>>>>>

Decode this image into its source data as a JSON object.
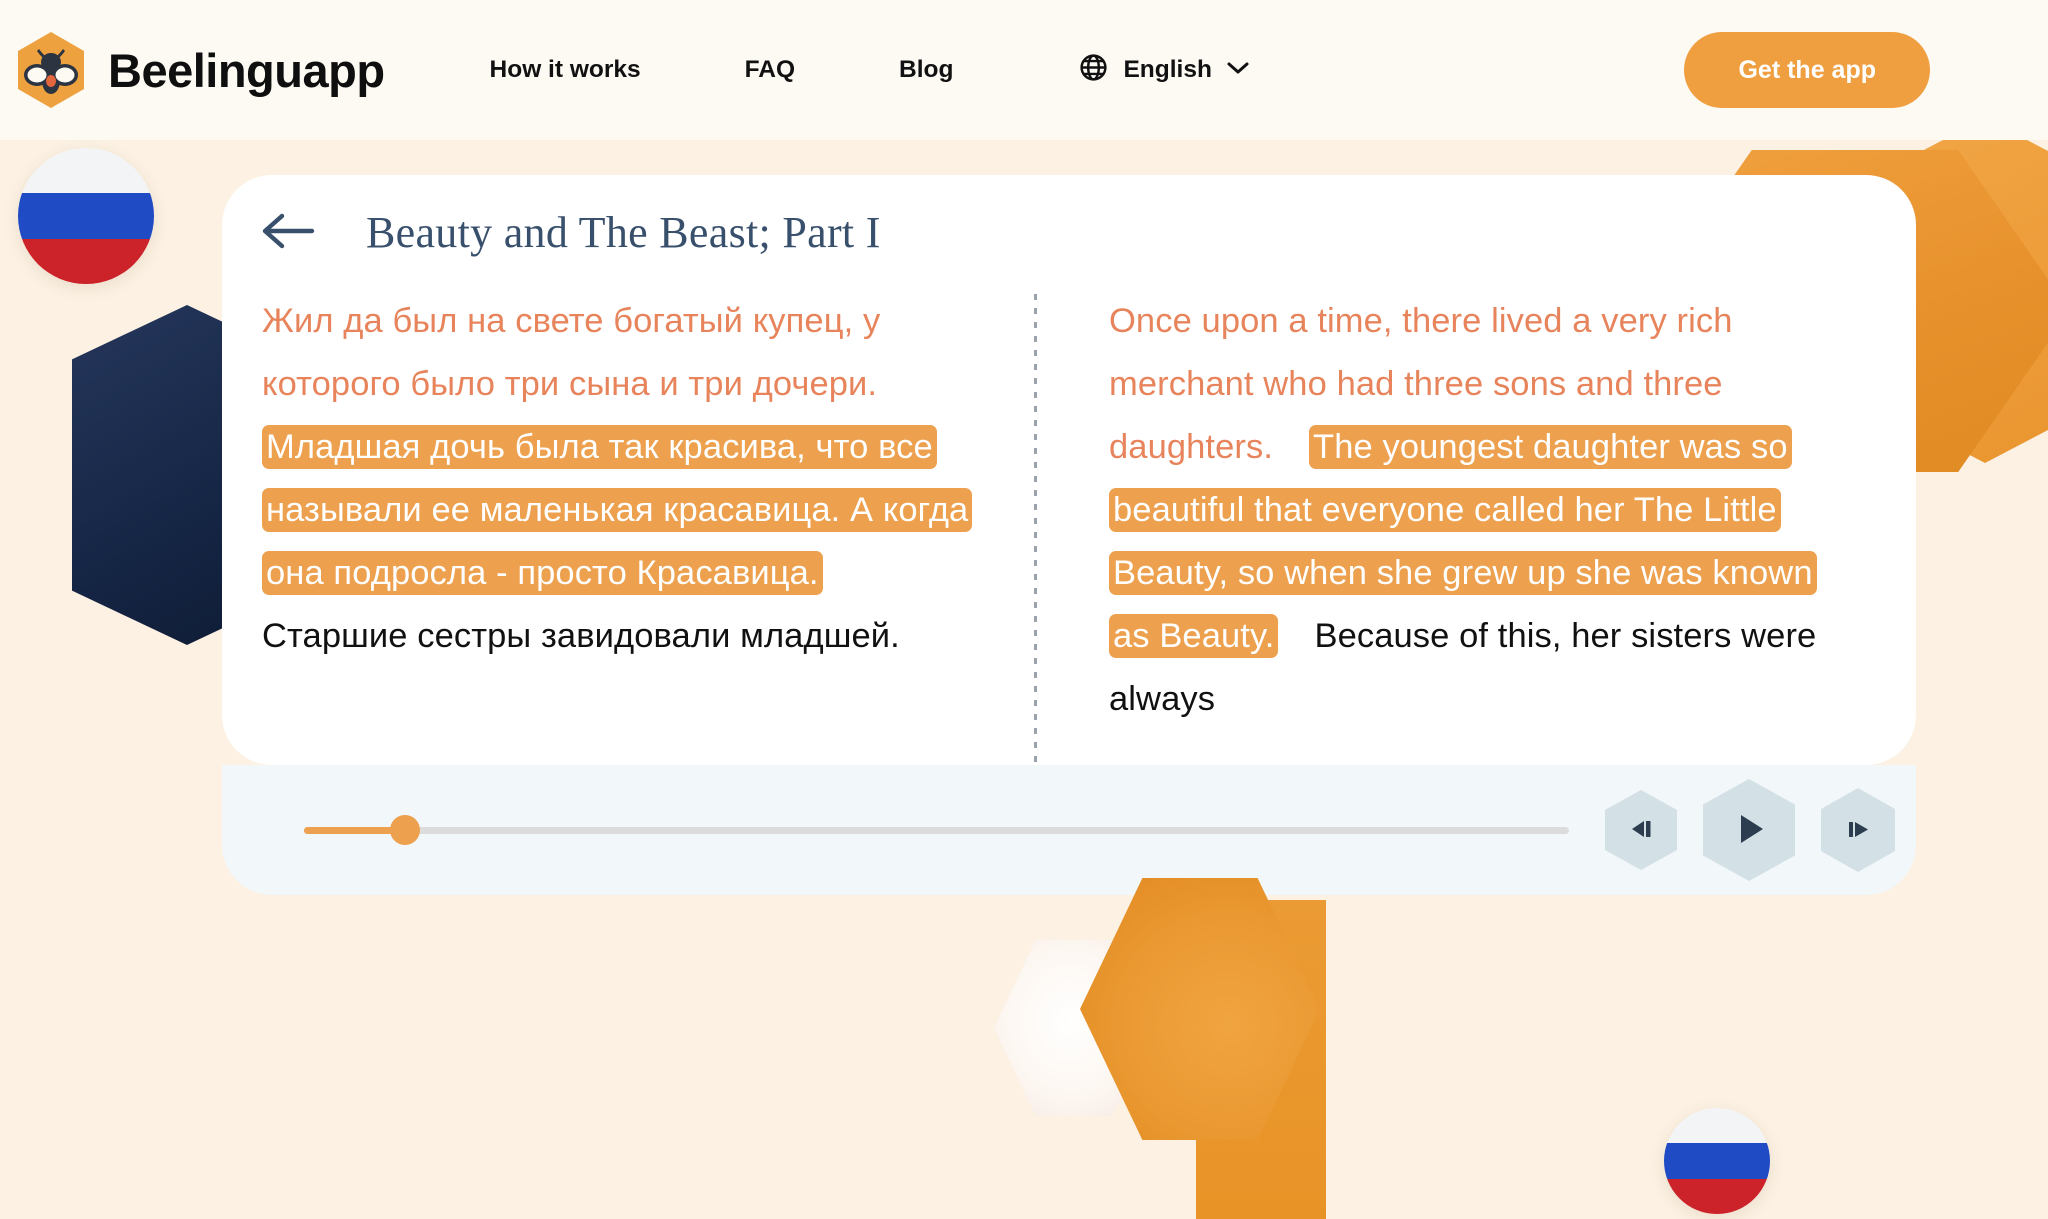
{
  "header": {
    "brand_name": "Beelinguapp",
    "logo_icon": "bee-hexagon-logo",
    "nav": [
      {
        "label": "How it works"
      },
      {
        "label": "FAQ"
      },
      {
        "label": "Blog"
      }
    ],
    "language_selector": {
      "icon": "globe-icon",
      "value": "English",
      "chevron_icon": "chevron-down-icon"
    },
    "cta": {
      "label": "Get the app"
    }
  },
  "reader": {
    "back_icon": "arrow-left-icon",
    "title": "Beauty and The Beast; Part I",
    "left_column": {
      "language": "Russian",
      "read_text": "Жил да был на свете богатый купец, у которого было три сына и три дочери.",
      "active_text": "Младшая дочь была так красива, что все называли ее маленькая красавица. А когда она подросла - просто Красавица.",
      "upcoming_text": "Старшие сестры завидовали младшей."
    },
    "right_column": {
      "language": "English",
      "read_text": "Once upon a time, there lived a very rich merchant who had three sons and three daughters.",
      "active_text": "The youngest daughter was so beautiful that everyone called her The Little Beauty, so when she grew up she was known as Beauty.",
      "upcoming_text": "Because of this, her sisters were always"
    }
  },
  "player": {
    "progress_percent": 8,
    "previous_icon": "skip-previous-icon",
    "play_icon": "play-icon",
    "next_icon": "skip-next-icon"
  },
  "decorations": {
    "flag_left": "russia-flag-circle",
    "flag_bottom_right": "russia-flag-circle",
    "navy_hexagon": "navy-hexagon-shape",
    "orange_hexagon_top_right": "orange-hexagon-shape",
    "orange_hexagon_bottom": "orange-hexagon-shape",
    "white_hexagon_bottom": "white-hexagon-shape"
  },
  "colors": {
    "brand_orange": "#ef9f3f",
    "highlight_orange": "#eda04d",
    "read_text_orange": "#e8845c",
    "title_navy": "#39506d",
    "page_bg": "#fdf9f2",
    "hero_bg": "#fcf1e3",
    "player_bg": "#f2f7f9",
    "hex_button_bg": "#d3e0e6"
  }
}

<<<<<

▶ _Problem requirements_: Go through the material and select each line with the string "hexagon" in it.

▶ _Answer section_:
    "logo_icon": "bee-hexagon-logo",
    "navy_hexagon": "navy-hexagon-shape",
    "orange_hexagon_top_right": "orange-hexagon-shape",
    "orange_hexagon_bottom": "orange-hexagon-shape",
    "white_hexagon_bottom": "white-hexagon-shape"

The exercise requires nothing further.